Exercise
Below are the records; print them again exactly and omit the pictures.

Data shown
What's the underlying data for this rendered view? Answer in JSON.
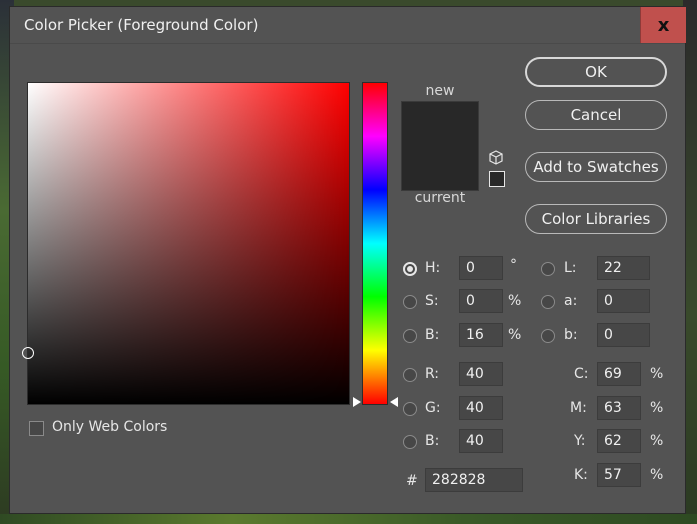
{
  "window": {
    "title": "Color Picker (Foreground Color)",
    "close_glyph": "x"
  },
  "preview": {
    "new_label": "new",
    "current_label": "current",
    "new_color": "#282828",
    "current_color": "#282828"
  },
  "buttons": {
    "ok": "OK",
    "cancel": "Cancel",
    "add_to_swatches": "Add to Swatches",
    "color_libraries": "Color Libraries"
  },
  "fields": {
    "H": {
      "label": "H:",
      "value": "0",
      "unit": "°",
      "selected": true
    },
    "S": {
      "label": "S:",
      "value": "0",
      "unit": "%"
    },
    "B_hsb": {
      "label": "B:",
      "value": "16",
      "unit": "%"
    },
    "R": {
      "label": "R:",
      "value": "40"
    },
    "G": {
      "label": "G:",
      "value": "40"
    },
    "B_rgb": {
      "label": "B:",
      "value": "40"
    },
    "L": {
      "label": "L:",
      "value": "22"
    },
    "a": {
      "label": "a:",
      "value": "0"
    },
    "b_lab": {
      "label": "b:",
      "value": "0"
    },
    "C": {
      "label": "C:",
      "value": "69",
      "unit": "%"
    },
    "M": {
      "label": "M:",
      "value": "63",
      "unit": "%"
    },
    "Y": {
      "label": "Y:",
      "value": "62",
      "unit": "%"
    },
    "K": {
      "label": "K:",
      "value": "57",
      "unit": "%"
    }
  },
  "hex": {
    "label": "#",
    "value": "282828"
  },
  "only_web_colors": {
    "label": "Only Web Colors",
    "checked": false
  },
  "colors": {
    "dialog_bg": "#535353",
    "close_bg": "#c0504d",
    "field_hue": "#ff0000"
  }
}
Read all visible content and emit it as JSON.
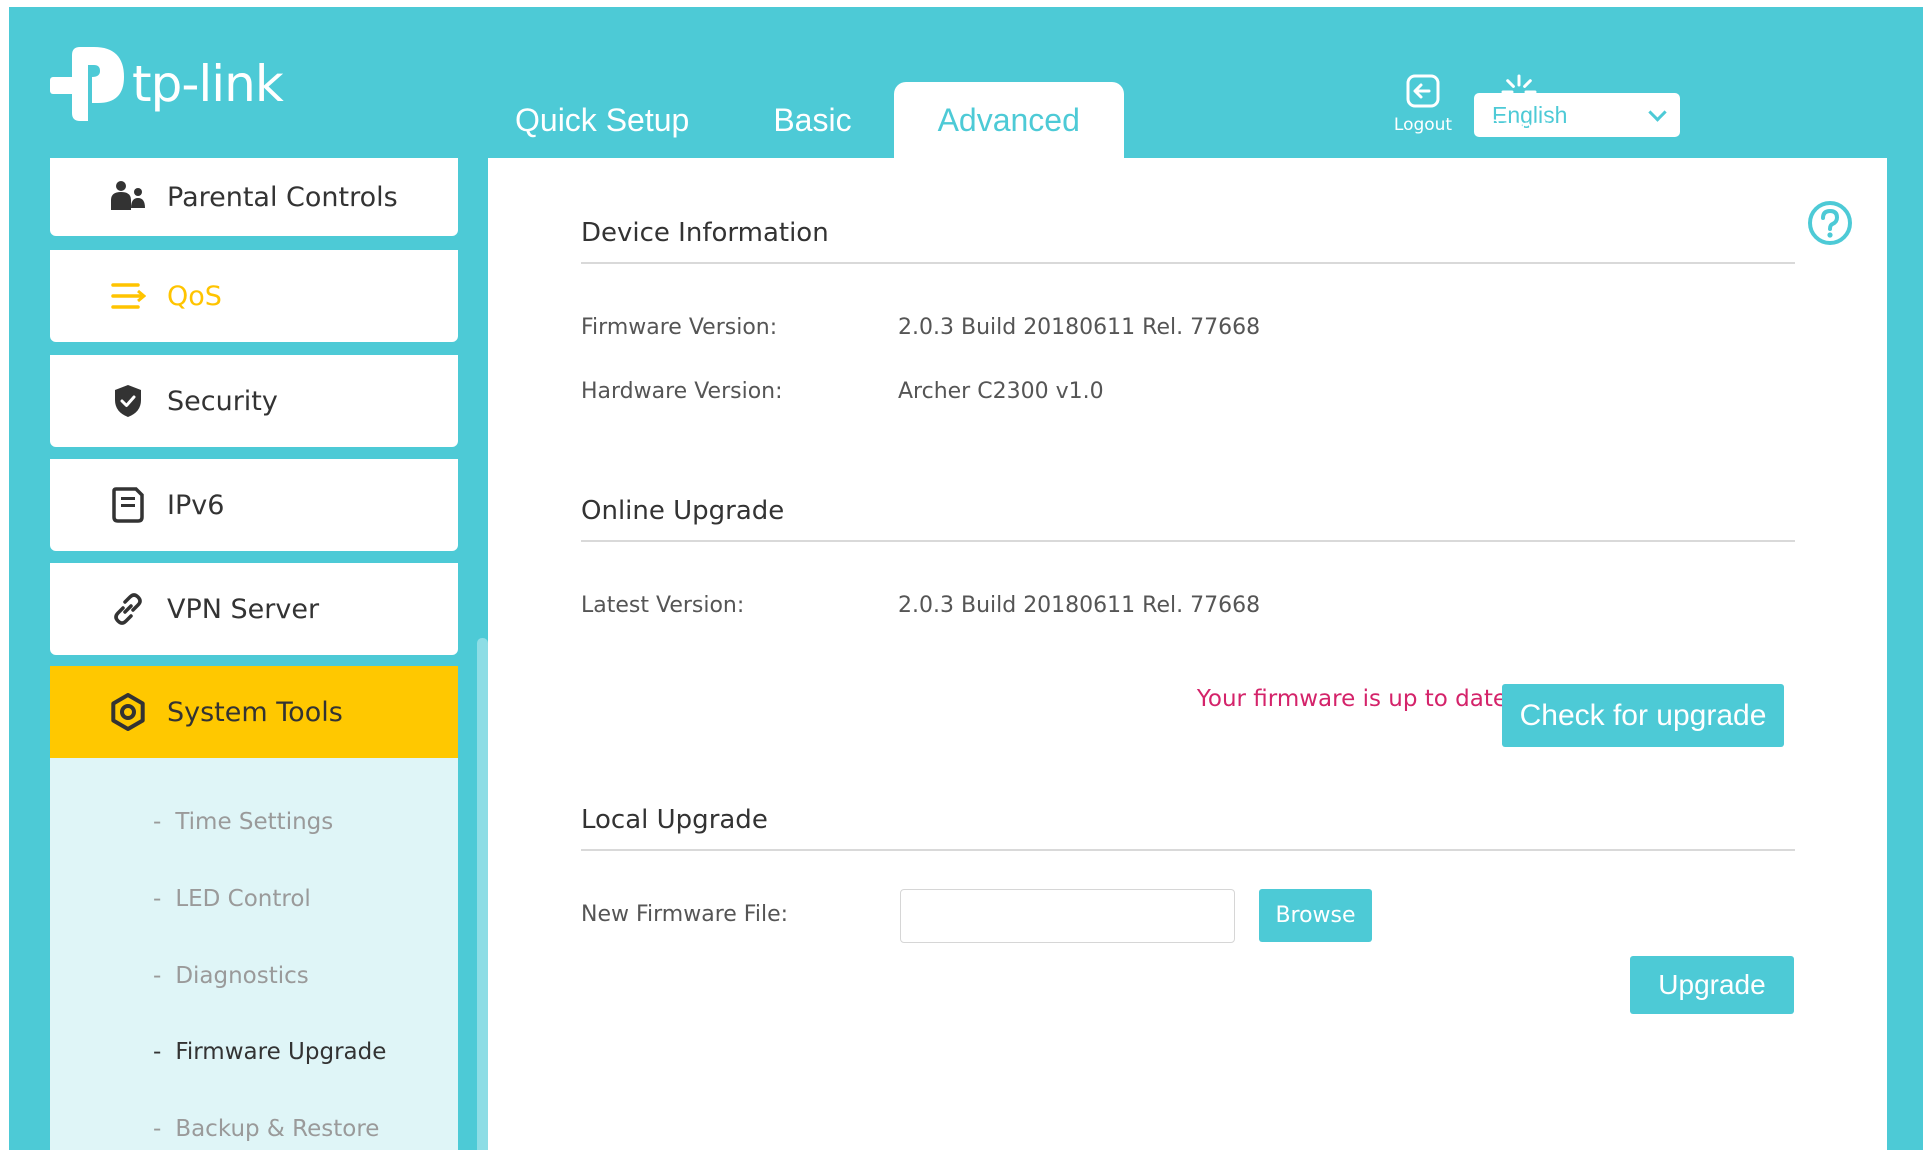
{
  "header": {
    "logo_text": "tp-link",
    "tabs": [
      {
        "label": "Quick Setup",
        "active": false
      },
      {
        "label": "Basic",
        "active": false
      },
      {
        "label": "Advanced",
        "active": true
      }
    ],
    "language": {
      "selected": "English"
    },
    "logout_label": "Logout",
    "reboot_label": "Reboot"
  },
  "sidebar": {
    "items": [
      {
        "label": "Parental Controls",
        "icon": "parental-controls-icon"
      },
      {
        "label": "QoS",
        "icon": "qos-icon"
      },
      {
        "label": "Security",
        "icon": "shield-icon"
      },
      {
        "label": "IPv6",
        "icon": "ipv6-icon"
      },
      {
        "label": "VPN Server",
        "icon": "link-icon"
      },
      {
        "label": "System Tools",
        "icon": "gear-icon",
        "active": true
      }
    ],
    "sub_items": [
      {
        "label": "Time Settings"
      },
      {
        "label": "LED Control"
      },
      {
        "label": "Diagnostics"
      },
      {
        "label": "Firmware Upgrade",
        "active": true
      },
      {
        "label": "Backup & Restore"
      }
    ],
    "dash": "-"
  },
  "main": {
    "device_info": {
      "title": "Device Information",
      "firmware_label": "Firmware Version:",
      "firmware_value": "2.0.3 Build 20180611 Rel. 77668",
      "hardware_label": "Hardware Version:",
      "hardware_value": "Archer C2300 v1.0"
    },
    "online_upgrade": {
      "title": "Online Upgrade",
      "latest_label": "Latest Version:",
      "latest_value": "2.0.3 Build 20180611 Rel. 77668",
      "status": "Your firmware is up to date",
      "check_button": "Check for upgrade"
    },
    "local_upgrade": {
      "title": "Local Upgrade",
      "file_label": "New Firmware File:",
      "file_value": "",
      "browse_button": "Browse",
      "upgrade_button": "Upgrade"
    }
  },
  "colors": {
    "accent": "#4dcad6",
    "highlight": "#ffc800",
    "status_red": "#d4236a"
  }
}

Completed task
What's the underlying data for this rendered view? Answer in JSON.
{
  "window": {
    "title": "Color Picker (Foreground Color)",
    "close_glyph": "x"
  },
  "preview": {
    "new_label": "new",
    "current_label": "current",
    "new_color": "#282828",
    "current_color": "#282828"
  },
  "buttons": {
    "ok": "OK",
    "cancel": "Cancel",
    "add_to_swatches": "Add to Swatches",
    "color_libraries": "Color Libraries"
  },
  "fields": {
    "H": {
      "label": "H:",
      "value": "0",
      "unit": "°",
      "selected": true
    },
    "S": {
      "label": "S:",
      "value": "0",
      "unit": "%"
    },
    "B_hsb": {
      "label": "B:",
      "value": "16",
      "unit": "%"
    },
    "R": {
      "label": "R:",
      "value": "40"
    },
    "G": {
      "label": "G:",
      "value": "40"
    },
    "B_rgb": {
      "label": "B:",
      "value": "40"
    },
    "L": {
      "label": "L:",
      "value": "22"
    },
    "a": {
      "label": "a:",
      "value": "0"
    },
    "b_lab": {
      "label": "b:",
      "value": "0"
    },
    "C": {
      "label": "C:",
      "value": "69",
      "unit": "%"
    },
    "M": {
      "label": "M:",
      "value": "63",
      "unit": "%"
    },
    "Y": {
      "label": "Y:",
      "value": "62",
      "unit": "%"
    },
    "K": {
      "label": "K:",
      "value": "57",
      "unit": "%"
    }
  },
  "hex": {
    "label": "#",
    "value": "282828"
  },
  "only_web_colors": {
    "label": "Only Web Colors",
    "checked": false
  },
  "colors": {
    "dialog_bg": "#535353",
    "close_bg": "#c0504d",
    "field_hue": "#ff0000"
  }
}
Read all visible content and emit it as JSON.
{
  "header": {
    "logo_text": "tp-link",
    "tabs": [
      {
        "label": "Quick Setup",
        "active": false
      },
      {
        "label": "Basic",
        "active": false
      },
      {
        "label": "Advanced",
        "active": true
      }
    ],
    "language": {
      "selected": "English"
    },
    "logout_label": "Logout",
    "reboot_label": "Reboot"
  },
  "sidebar": {
    "items": [
      {
        "label": "Parental Controls",
        "icon": "parental-controls-icon"
      },
      {
        "label": "QoS",
        "icon": "qos-icon"
      },
      {
        "label": "Security",
        "icon": "shield-icon"
      },
      {
        "label": "IPv6",
        "icon": "ipv6-icon"
      },
      {
        "label": "VPN Server",
        "icon": "link-icon"
      },
      {
        "label": "System Tools",
        "icon": "gear-icon",
        "active": true
      }
    ],
    "sub_items": [
      {
        "label": "Time Settings"
      },
      {
        "label": "LED Control"
      },
      {
        "label": "Diagnostics"
      },
      {
        "label": "Firmware Upgrade",
        "active": true
      },
      {
        "label": "Backup & Restore"
      }
    ],
    "dash": "-"
  },
  "main": {
    "device_info": {
      "title": "Device Information",
      "firmware_label": "Firmware Version:",
      "firmware_value": "2.0.3 Build 20180611 Rel. 77668",
      "hardware_label": "Hardware Version:",
      "hardware_value": "Archer C2300 v1.0"
    },
    "online_upgrade": {
      "title": "Online Upgrade",
      "latest_label": "Latest Version:",
      "latest_value": "2.0.3 Build 20180611 Rel. 77668",
      "status": "Your firmware is up to date",
      "check_button": "Check for upgrade"
    },
    "local_upgrade": {
      "title": "Local Upgrade",
      "file_label": "New Firmware File:",
      "file_value": "",
      "browse_button": "Browse",
      "upgrade_button": "Upgrade"
    }
  },
  "colors": {
    "accent": "#4dcad6",
    "highlight": "#ffc800",
    "status_red": "#d4236a"
  }
}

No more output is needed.